Friday, 27 June 2014

Learning maths through art

Tiles from Iran, c.1250 - 1300

After leaving Reception at school and moving up into Year One, Charlie would often complain that they didn't do much art anymore. This became more pronounced as he moved on up the school and I presume this was because the demands of the National Curriculum didn''t leave much time for the teachers to teach anything else. 

At the moment, Charlie says he wants to be an architect when he grows up, which means learning the skills of drawing will be very useful to him. But, of course, ambitions change rapidly as we mature and learn more about ourselves and the world we live in, so he may well end up as something else entirely. His desire to do art, however, seems perfectly sensible. He is simply asking to be allowed to do something which has been natural for human beings for as far back as we can know: the oldest known prehistoric art is the series of Stone Age petroglyphs discovered in two ancient caves in India and is estimated as dating from 290,000BCE.

Art fosters creativity and imagination, encourages self expression and helps with observation, spatial awareness and physical acuity, such as hand-eye co-ordination. Charlie struggles with tidy handwriting and practising his fine-motor skills can only be helpful.

In addition, studying art can lead into many other topics - which is why, this week, we have found ourselves learning about tessellation ('to tessellate: to decorate (a floor or pavement) with mosaics; to cover (a plane surface) by repeated use of a single shape, without gaps or overlapping', OED). 

On Monday, Charlie chose a project from the Usborne Art Treasury which involved replicating Iranian tiles created in the Middle Ages. These tiles form a perfect pattern of stars and crosses which fit together without any gaps. The tiles shown in the photo above were made to decorate a room in a palace, but other tiles were used to decorate religious buildings.

We cut three identical squares of cardboard and overlapped them to make a star

Charlie cut out the shape of a cross

The cut-out cross

He placed the cross and star shapes onto paper and drew round them.

The really fun bit: decorating them
The first tile
Charlie used acrylic paints to decorate the tiles. Once the paintings had dried, he mixed PVA glue with silver glitter and painted it all over the surface to form a glaze. This replicated the glass-based glazes that gave the genuine Iranian tiles their glittery look.

Our tessellated tiles, now decorating Charlie's bedroom wall

One morning, we watched this introduction to tessellation.

There are several more videos on the BBC website on this subject, but we particularly enjoyed the one on shapes in the natural world.  

Charlie remembered the five-sided shape of the Pentagon in the USA, so we had a look at the photo online and read about why the building was built in such an unusual shape (it fitted the plot!).

After that, Charlie had a go at working out which shapes would tessellate.

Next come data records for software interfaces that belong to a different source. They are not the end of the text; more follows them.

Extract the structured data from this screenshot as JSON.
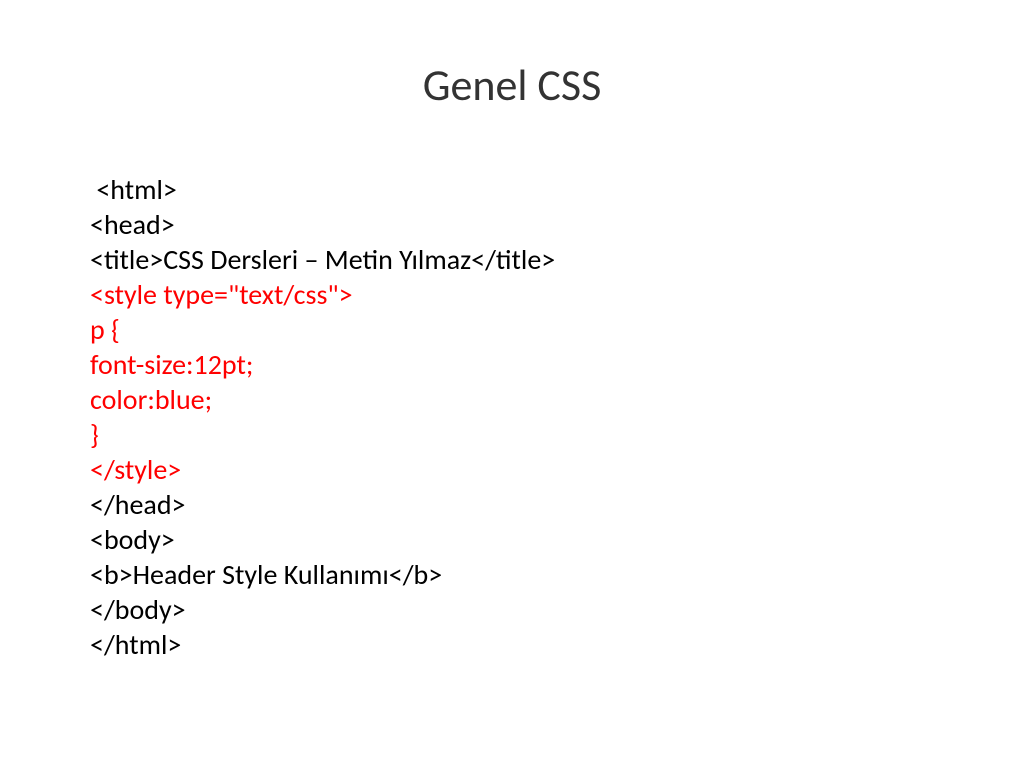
{
  "title": "Genel CSS",
  "code": {
    "line1": " <html>",
    "line2": "<head>",
    "line3": "<title>CSS Dersleri – Metin Yılmaz</title>",
    "line4": "<style type=\"text/css\">",
    "line5": "p {",
    "line6": "font-size:12pt;",
    "line7": "color:blue;",
    "line8": "}",
    "line9": "</style>",
    "line10": "</head>",
    "line11": "<body>",
    "line12": "<b>Header Style Kullanımı</b>",
    "line13": "</body>",
    "line14": "</html>"
  }
}
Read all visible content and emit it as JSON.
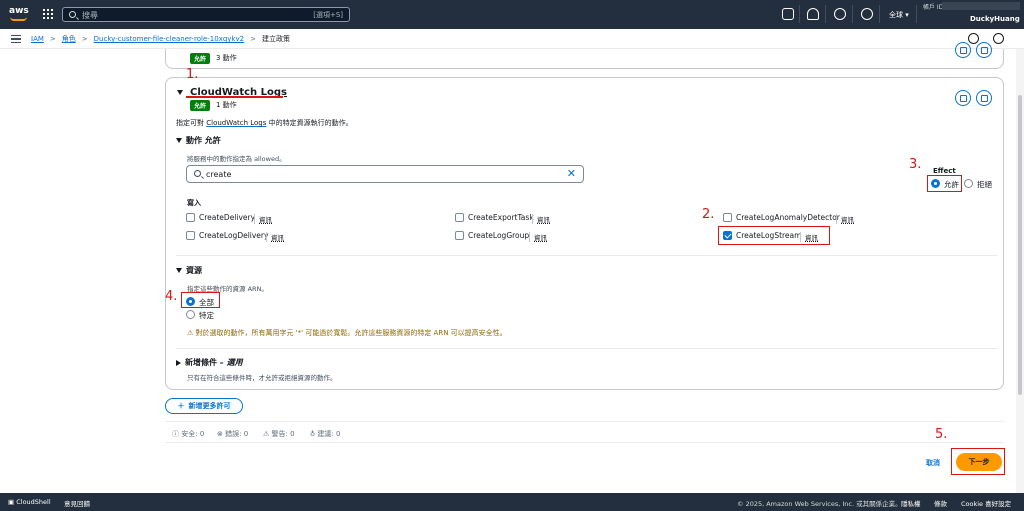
{
  "topnav": {
    "logo": "aws",
    "search_placeholder": "搜尋",
    "search_shortcut": "[選項+S]",
    "region": "全球 ▾",
    "account_label": "帳戶 ID:",
    "user": "DuckyHuang"
  },
  "breadcrumb": {
    "items": [
      "IAM",
      "角色",
      "Ducky-customer-file-cleaner-role-10xqykv2"
    ],
    "current": "建立政策"
  },
  "prev_section": {
    "badge": "允許",
    "count": "3 動作"
  },
  "service": {
    "title": "CloudWatch Logs",
    "badge": "允許",
    "count": "1 動作",
    "description_pre": "指定可對 ",
    "description_link": "CloudWatch Logs",
    "description_post": " 中的特定資源執行的動作。"
  },
  "actions": {
    "heading_prefix": "動作",
    "heading_value": "允許",
    "subtext": "將服務中的動作指定為 allowed。",
    "search_value": "create",
    "group_label": "寫入",
    "items": [
      {
        "label": "CreateDelivery",
        "info": "資訊",
        "checked": false
      },
      {
        "label": "CreateExportTask",
        "info": "資訊",
        "checked": false
      },
      {
        "label": "CreateLogAnomalyDetector",
        "info": "資訊",
        "checked": false
      },
      {
        "label": "CreateLogDelivery",
        "info": "資訊",
        "checked": false
      },
      {
        "label": "CreateLogGroup",
        "info": "資訊",
        "checked": false
      },
      {
        "label": "CreateLogStream",
        "info": "資訊",
        "checked": true
      }
    ]
  },
  "effect": {
    "label": "Effect",
    "allow": "允許",
    "deny": "拒絕",
    "selected": "allow"
  },
  "resources": {
    "heading": "資源",
    "subtext": "指定這些動作的資源 ARN。",
    "all": "全部",
    "specific": "特定",
    "selected": "all",
    "warning": "對於選取的動作，所有萬用字元 '*' 可能過於寬鬆。允許這些服務資源的特定 ARN 可以提高安全性。"
  },
  "conditions": {
    "heading": "新增條件",
    "optional": "– 選用",
    "subtext": "只有在符合這些條件時，才允許或拒絕資源的動作。"
  },
  "add_more_label": "新增更多許可",
  "stats": {
    "security": "安全: 0",
    "errors": "錯誤: 0",
    "warnings": "警告: 0",
    "suggestions": "建議: 0"
  },
  "footer_actions": {
    "cancel": "取消",
    "next": "下一步"
  },
  "annotations": [
    "1.",
    "2.",
    "3.",
    "4.",
    "5."
  ],
  "footer": {
    "cloudshell": "CloudShell",
    "feedback": "意見回饋",
    "copyright": "© 2025, Amazon Web Services, Inc. 或其關係企業。",
    "privacy": "隱私權",
    "terms": "條款",
    "cookie": "Cookie 喜好設定"
  },
  "colors": {
    "nav_bg": "#232f3e",
    "link": "#0972d3",
    "allow_badge": "#037f0c",
    "primary_button": "#ff9900",
    "annotation": "#d91515"
  }
}
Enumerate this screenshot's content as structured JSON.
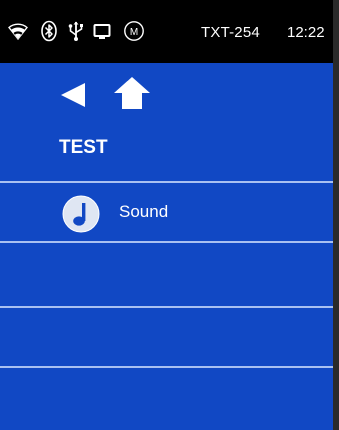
{
  "status_bar": {
    "icons": [
      "wifi-icon",
      "bluetooth-icon",
      "usb-icon",
      "screen-icon",
      "m-circle-icon"
    ],
    "m_icon_letter": "M",
    "model": "TXT-254",
    "time": "12:22"
  },
  "navigation": {
    "back_icon": "back-arrow-icon",
    "home_icon": "home-icon"
  },
  "page": {
    "title": "TEST"
  },
  "list": {
    "items": [
      {
        "label": "Sound",
        "icon": "music-note-icon"
      }
    ]
  },
  "colors": {
    "background": "#1148c4",
    "divider": "#a9c1f2",
    "status_bar": "#000000",
    "text": "#ffffff"
  }
}
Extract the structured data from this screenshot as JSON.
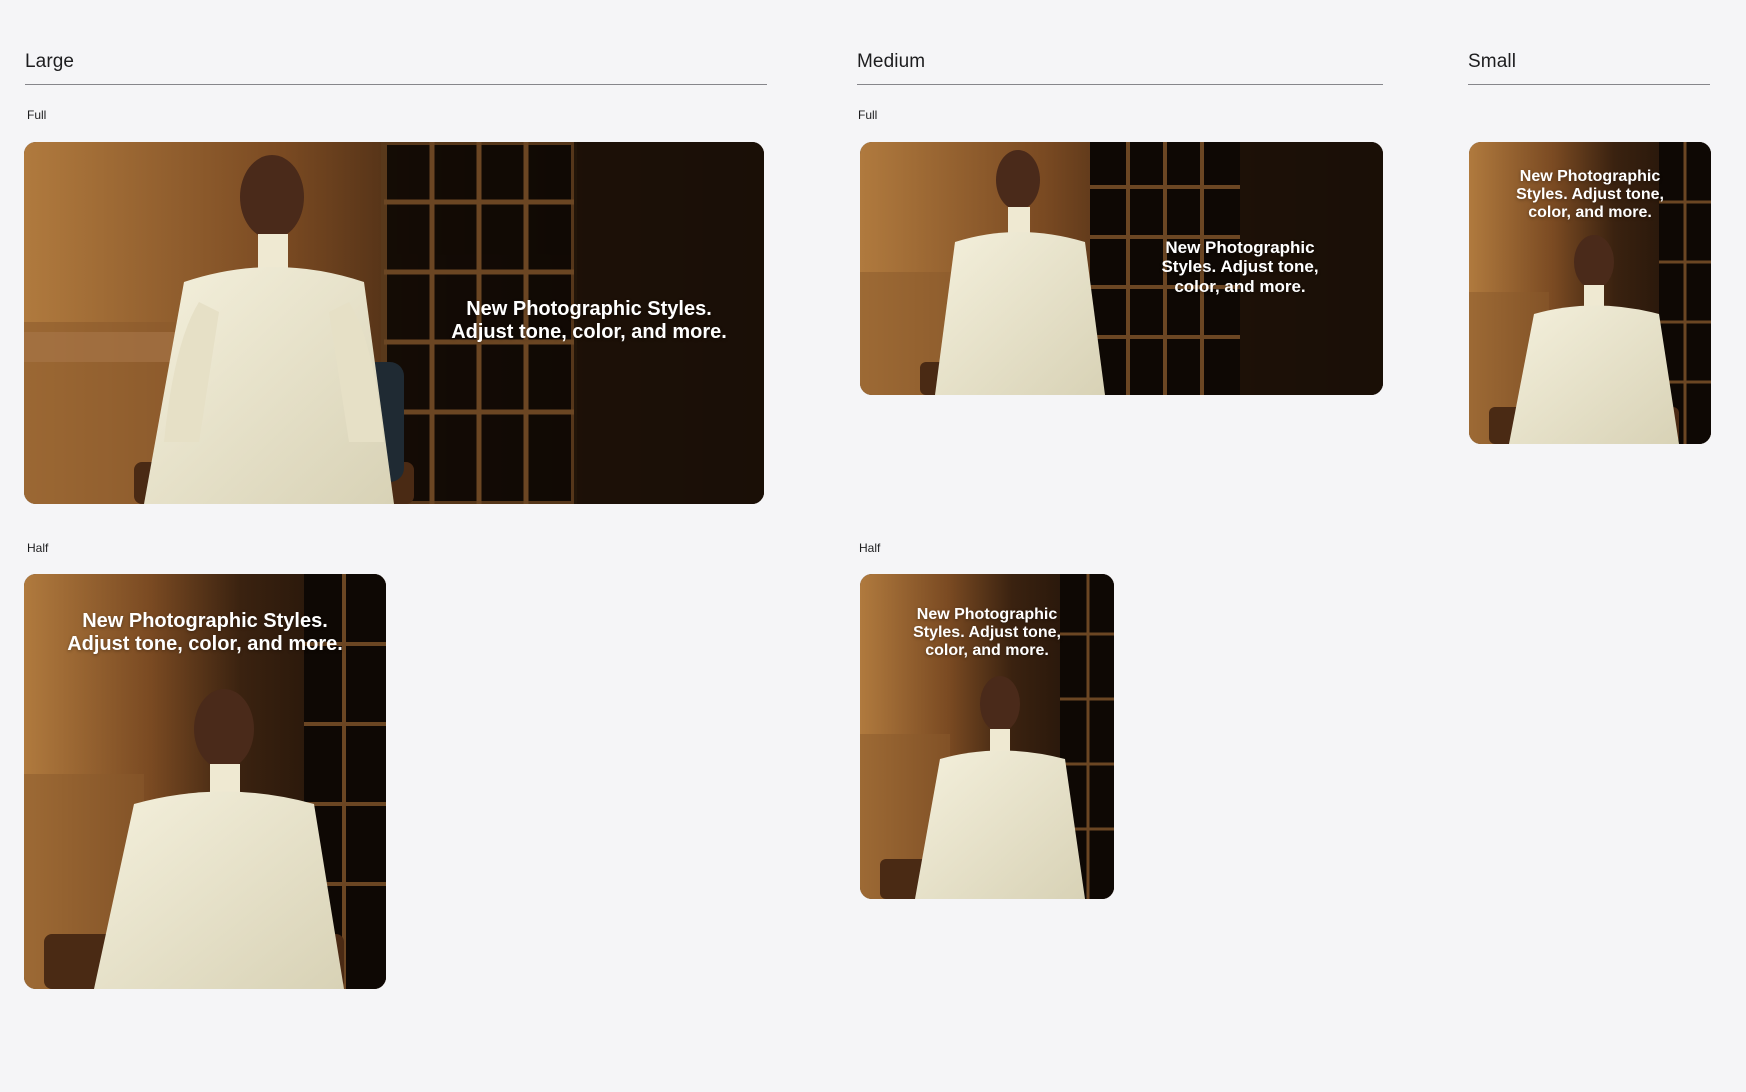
{
  "sections": {
    "large": {
      "title": "Large",
      "full": {
        "label": "Full",
        "headline": "New Photographic Styles.\nAdjust tone, color, and more."
      },
      "half": {
        "label": "Half",
        "headline": "New Photographic Styles.\nAdjust tone, color, and more."
      }
    },
    "medium": {
      "title": "Medium",
      "full": {
        "label": "Full",
        "headline": "New Photographic\nStyles. Adjust tone,\ncolor, and more."
      },
      "half": {
        "label": "Half",
        "headline": "New Photographic\nStyles. Adjust tone,\ncolor, and more."
      }
    },
    "small": {
      "title": "Small",
      "full": {
        "headline": "New Photographic\nStyles. Adjust tone,\ncolor, and more."
      }
    }
  },
  "colors": {
    "background": "#f5f5f7",
    "text": "#1d1d1f",
    "rule": "#86868b",
    "headline": "#ffffff"
  }
}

Then he spent some time colouring in some tessellated shapes downloaded from

Earlier this week, Charlie continued working on ConquerMaths because he really wanted to earn his gold certificate. He was very proud when he achieved it. This means he has progressed from Bronze (68%) to Gold (95%) in two weeks. Yesterday, he managed to achieve his Platinum certificate, which means he'd scored 100% in all his Maths tests.

Charlie hated Maths at school. But in the past few days, he has been doing Maths without even noticing it - and enjoying it.

This morning, he played in the polygon playground on mathcats and created this:

I pointed out that some of the shapes fitted together neatly and he said, patiently, "They're tessellated, Mum." 


  1. LOL at his tessellation comment! We absolutely love this kind of maths. We've done several fun tessellation activities but I haven't seen some of the resources you've linked - thank you!

  2. Tessellation is fun isn't it? I completely agree with your comments about the importance of art - it is very close to my heart. We draw, create, make and do as to enhance all the subjects we learn about. I've written a number of posts about creativity and learning previously so I won't continue here - I wouldn't stop!

    Thank you so much for linking up to this weeks #homeedlinkup

  3. Fantastic. It's lovely to hear how you've used art to awaken a love of maths in your son.
    Those tiles are stunning!

  4. Replies
    1. Thanks for the lovely comments!

      Mum: in mathematics, a plane is a flat, two-dimensional surface. I don't think the Oxford English Dictionary (OED) would get that wrong!